India Grapples with Homegrown, Foreign Trained Terrorists
A pair of bombings in Hyderabad late on Thursday left nearly 20 dead and many more injured. Reporting out of India, while remaining careful about attribution, is likening the attacks to tactics previously carried out by Indian Mujahideen (IM). IM is a designated terrorist group by several countries including the United States with suspected ties to Lashkar-e-Taiba (LeT) and ideological links to Al Qaeda. In addition to unfolding details about the attacks, there are also reports emerging that broad intelligence warnings were made several days prior to the bombings.
Analysis of open source reporting on the Indian Mujahideen reveals an extremely active period of arrests and scrutiny during the last three months. It also shows the complexity of the security challenge faced by India in unraveling a network of operatives across several groups including IM, LeT, and the Students Islamic Movement of India (SIMI) as well as the border of neighboring Pakistan. The timeline below shows events related to the IM taking place between December and Wednesday, February 20, one day prior to the attacks.
We’ll call out some of the crucial events that were known during the three months prior to the bombings:

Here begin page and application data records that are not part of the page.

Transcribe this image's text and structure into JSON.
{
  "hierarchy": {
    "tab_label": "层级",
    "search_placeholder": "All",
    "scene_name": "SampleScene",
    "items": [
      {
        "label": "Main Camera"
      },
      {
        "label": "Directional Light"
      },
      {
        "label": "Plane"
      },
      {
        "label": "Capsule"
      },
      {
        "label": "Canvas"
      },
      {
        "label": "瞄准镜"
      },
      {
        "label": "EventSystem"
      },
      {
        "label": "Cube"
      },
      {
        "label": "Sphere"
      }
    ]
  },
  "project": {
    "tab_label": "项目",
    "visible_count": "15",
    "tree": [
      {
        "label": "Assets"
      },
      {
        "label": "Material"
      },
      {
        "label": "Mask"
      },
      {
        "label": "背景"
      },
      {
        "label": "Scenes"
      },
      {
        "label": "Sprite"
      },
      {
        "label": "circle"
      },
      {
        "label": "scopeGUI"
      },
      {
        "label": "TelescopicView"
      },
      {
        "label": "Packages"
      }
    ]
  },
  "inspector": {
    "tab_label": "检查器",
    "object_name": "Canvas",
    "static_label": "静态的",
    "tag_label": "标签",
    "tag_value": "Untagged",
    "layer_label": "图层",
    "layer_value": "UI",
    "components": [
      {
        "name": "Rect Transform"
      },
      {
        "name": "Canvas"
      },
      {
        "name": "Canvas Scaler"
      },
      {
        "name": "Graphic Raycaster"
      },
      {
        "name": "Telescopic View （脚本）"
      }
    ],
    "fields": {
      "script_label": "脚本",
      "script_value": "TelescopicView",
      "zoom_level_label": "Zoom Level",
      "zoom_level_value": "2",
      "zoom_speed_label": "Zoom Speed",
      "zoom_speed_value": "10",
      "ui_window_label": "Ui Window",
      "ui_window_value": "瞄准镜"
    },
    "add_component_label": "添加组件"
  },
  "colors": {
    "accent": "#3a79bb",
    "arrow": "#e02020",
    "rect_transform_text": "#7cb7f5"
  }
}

- Dec 27 as reported by the New Indian Express: The Maharashtra Anti Terrorism Squad arrested three more members of Indian Mujahideen related to an August 1 bombing in Pune. Arrested were Sayyed Arif alias Kashif Biyabani, Munib Iqbal Memon, and Farooq Bagwan.
- January 18 as reported by Bhaskar: Delhi police were warned of a possible attack by Indian Mujahideen and Lashkar-e-Taiba in the capital on Republic Day. The holiday passed without incident.
- February 5 as reported by the Indian Express: The National Investigation Agency (NIA) arrested an alleged Indian Mujahideen operative Aftab Alam alias Farooq, who is reportedly an IED expert. He was already being held in Tihar Jail west of New Delhi.
One of the takeaways from this set of events is that Indian security organizations were well aware of threats and actively pursuing leads on known entities within the organization. A particular With an idea of what events related to the Indian Mujahideen preceded the attacks, we also want to sketch out alleged affiliations of the organization’s recognized leadership and head figures including brothers Riyaz Bhatkal (now known to have been briefly held by police in 2008) and Iqbal Bhatkal as well as Abdul Subhan Quereshi and Fasih Mohammad (now under arrest after being deported from Saudi Arabia).
The network of known affiliations to other individuals aside, there are some key points to be noted in considering what was available in the open source before the recent bombings. During June of 2012, reports allegations emerged that Pakistan’s ISI was protecting the Bhatkal brothers living in Karachi. After the arrest of Fasih Mohammed in October, charges filed by the Special Cell in the court of Chief Metropolitan Magistrate Vidya Prakash reportedly said that Mohammed and “LeT chief Zaki-ur-Rehman alias Lakhvi monitored the 26/11 attacks from a control room set up in Malir in Karachi, Pakistan.” There are also indications that bomb plots to be carried out in Hyderabad were prepared and approved well before the lighter weight August 1 bombing series in Pune based on intelligence gathered from an arrested IM member.
This quick summary of open source information available prior to yesterday’s bombings suggests that attention to key IM operations by Indian security forces may have delayed the attacks in Hyderabad. Still, the inability to ultimately prevent the attacks shows just how challenging a security scenario India faces with operatives interacting across groups (IM, LeT, and the banned SIMI) while receiving training and possibly protection across the border in Pakistan. We’ll go further into these issues during the weeks to come, but for now, we hope these tools from Recorded Future provide support to anyone following the still unfolding details of the tragic events in Hyderabad.